# Task brief
All of the data should be copied exactly, with the pictures left out.

Stored items:
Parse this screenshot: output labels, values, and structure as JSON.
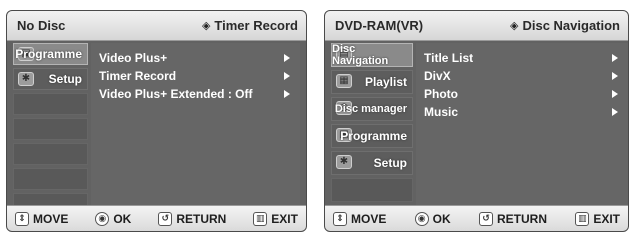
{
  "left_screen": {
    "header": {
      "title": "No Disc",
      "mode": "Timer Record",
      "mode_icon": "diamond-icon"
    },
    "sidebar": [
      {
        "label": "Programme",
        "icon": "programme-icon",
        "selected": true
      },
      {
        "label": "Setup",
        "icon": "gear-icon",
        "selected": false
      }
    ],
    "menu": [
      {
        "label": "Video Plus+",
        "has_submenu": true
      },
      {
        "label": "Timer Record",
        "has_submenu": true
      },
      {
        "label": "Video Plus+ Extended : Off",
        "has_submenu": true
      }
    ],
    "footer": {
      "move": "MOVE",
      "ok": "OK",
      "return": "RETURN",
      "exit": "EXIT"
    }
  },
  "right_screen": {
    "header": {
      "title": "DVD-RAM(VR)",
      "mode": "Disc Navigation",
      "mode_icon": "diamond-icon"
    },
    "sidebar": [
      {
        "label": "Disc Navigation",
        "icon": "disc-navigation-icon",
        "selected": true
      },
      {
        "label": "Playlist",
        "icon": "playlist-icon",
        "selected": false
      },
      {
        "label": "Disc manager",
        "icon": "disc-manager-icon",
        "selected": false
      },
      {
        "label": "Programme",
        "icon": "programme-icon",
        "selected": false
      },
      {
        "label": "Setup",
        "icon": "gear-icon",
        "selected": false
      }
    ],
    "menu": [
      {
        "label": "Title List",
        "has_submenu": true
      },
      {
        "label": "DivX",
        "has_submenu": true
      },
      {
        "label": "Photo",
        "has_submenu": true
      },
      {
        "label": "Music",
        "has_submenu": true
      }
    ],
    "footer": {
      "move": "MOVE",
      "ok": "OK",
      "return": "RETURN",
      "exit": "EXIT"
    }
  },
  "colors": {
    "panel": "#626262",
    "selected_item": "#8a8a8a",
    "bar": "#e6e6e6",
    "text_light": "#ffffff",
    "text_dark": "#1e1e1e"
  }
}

# Response area
Parse this screenshot: output labels, values, and structure as JSON.
{
  "left_screen": {
    "header": {
      "title": "No Disc",
      "mode": "Timer Record",
      "mode_icon": "diamond-icon"
    },
    "sidebar": [
      {
        "label": "Programme",
        "icon": "programme-icon",
        "selected": true
      },
      {
        "label": "Setup",
        "icon": "gear-icon",
        "selected": false
      }
    ],
    "menu": [
      {
        "label": "Video Plus+",
        "has_submenu": true
      },
      {
        "label": "Timer Record",
        "has_submenu": true
      },
      {
        "label": "Video Plus+ Extended : Off",
        "has_submenu": true
      }
    ],
    "footer": {
      "move": "MOVE",
      "ok": "OK",
      "return": "RETURN",
      "exit": "EXIT"
    }
  },
  "right_screen": {
    "header": {
      "title": "DVD-RAM(VR)",
      "mode": "Disc Navigation",
      "mode_icon": "diamond-icon"
    },
    "sidebar": [
      {
        "label": "Disc Navigation",
        "icon": "disc-navigation-icon",
        "selected": true
      },
      {
        "label": "Playlist",
        "icon": "playlist-icon",
        "selected": false
      },
      {
        "label": "Disc manager",
        "icon": "disc-manager-icon",
        "selected": false
      },
      {
        "label": "Programme",
        "icon": "programme-icon",
        "selected": false
      },
      {
        "label": "Setup",
        "icon": "gear-icon",
        "selected": false
      }
    ],
    "menu": [
      {
        "label": "Title List",
        "has_submenu": true
      },
      {
        "label": "DivX",
        "has_submenu": true
      },
      {
        "label": "Photo",
        "has_submenu": true
      },
      {
        "label": "Music",
        "has_submenu": true
      }
    ],
    "footer": {
      "move": "MOVE",
      "ok": "OK",
      "return": "RETURN",
      "exit": "EXIT"
    }
  },
  "colors": {
    "panel": "#626262",
    "selected_item": "#8a8a8a",
    "bar": "#e6e6e6",
    "text_light": "#ffffff",
    "text_dark": "#1e1e1e"
  }
}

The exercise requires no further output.